■ What you will do ■
The answer must consist of every line from the entries below that contains the word "Grid".

Top of Provided entries

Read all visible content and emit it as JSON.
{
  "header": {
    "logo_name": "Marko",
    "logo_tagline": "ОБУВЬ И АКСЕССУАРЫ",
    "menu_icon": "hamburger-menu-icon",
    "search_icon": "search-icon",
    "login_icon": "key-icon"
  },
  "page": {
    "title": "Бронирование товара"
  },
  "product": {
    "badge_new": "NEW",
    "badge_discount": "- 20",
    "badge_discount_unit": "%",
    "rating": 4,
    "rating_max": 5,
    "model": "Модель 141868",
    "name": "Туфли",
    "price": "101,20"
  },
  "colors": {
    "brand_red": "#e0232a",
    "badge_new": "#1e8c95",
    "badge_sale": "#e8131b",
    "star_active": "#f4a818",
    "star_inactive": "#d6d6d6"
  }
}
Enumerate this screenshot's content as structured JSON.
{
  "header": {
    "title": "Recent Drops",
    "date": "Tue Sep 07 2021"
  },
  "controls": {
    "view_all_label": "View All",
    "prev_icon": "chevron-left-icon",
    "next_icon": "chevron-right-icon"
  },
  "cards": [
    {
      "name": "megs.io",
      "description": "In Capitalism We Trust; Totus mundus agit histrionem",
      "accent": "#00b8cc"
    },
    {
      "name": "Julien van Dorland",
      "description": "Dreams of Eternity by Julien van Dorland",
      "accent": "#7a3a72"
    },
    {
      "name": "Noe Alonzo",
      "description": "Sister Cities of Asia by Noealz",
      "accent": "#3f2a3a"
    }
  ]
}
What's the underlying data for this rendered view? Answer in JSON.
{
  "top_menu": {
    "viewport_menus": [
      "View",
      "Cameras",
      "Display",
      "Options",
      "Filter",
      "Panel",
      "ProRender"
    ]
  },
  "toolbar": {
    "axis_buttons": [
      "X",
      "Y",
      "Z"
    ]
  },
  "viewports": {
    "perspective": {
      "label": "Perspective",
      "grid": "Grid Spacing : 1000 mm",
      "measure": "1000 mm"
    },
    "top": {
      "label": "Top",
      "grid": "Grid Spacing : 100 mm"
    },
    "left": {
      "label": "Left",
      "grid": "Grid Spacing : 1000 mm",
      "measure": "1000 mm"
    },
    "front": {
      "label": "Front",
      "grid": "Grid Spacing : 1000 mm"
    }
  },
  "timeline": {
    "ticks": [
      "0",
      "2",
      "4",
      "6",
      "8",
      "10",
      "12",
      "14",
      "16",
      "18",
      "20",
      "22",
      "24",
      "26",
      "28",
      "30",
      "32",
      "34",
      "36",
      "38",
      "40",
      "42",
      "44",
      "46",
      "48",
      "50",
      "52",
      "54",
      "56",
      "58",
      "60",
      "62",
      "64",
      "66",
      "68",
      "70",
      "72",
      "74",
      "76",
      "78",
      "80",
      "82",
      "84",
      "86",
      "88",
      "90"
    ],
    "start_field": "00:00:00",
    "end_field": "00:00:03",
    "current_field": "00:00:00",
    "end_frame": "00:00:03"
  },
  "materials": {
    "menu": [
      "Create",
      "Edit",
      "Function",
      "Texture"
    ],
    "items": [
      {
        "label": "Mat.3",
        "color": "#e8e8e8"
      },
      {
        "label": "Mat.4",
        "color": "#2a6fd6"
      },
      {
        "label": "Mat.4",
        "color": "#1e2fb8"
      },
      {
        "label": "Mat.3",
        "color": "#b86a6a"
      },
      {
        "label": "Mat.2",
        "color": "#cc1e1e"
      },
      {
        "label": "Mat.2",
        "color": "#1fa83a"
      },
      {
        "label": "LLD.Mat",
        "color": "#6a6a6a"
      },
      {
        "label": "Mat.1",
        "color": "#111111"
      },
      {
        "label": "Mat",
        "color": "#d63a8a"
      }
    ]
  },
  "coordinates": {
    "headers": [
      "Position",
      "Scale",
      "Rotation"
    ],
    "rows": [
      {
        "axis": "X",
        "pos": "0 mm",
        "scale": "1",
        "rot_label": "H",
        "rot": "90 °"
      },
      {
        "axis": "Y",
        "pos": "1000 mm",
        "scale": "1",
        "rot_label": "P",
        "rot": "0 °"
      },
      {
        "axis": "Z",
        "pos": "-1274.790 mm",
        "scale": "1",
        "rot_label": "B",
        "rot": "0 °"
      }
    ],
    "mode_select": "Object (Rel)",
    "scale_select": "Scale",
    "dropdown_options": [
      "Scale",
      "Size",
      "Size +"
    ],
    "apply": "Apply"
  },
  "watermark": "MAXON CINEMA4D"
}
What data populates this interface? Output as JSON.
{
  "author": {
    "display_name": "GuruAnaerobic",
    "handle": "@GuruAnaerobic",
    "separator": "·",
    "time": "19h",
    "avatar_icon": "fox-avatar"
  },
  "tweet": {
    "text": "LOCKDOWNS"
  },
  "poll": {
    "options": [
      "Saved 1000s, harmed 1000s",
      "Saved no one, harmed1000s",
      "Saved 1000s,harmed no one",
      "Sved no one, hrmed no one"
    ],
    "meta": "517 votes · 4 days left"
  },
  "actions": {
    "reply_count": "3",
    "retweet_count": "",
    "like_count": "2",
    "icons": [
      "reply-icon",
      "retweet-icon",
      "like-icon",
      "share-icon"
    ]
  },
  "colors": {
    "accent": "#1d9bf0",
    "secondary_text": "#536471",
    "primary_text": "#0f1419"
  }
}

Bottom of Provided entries

■ Answer area ■
      "grid": "Grid Spacing : 1000 mm",
      "grid": "Grid Spacing : 100 mm"
      "grid": "Grid Spacing : 1000 mm",
      "grid": "Grid Spacing : 1000 mm"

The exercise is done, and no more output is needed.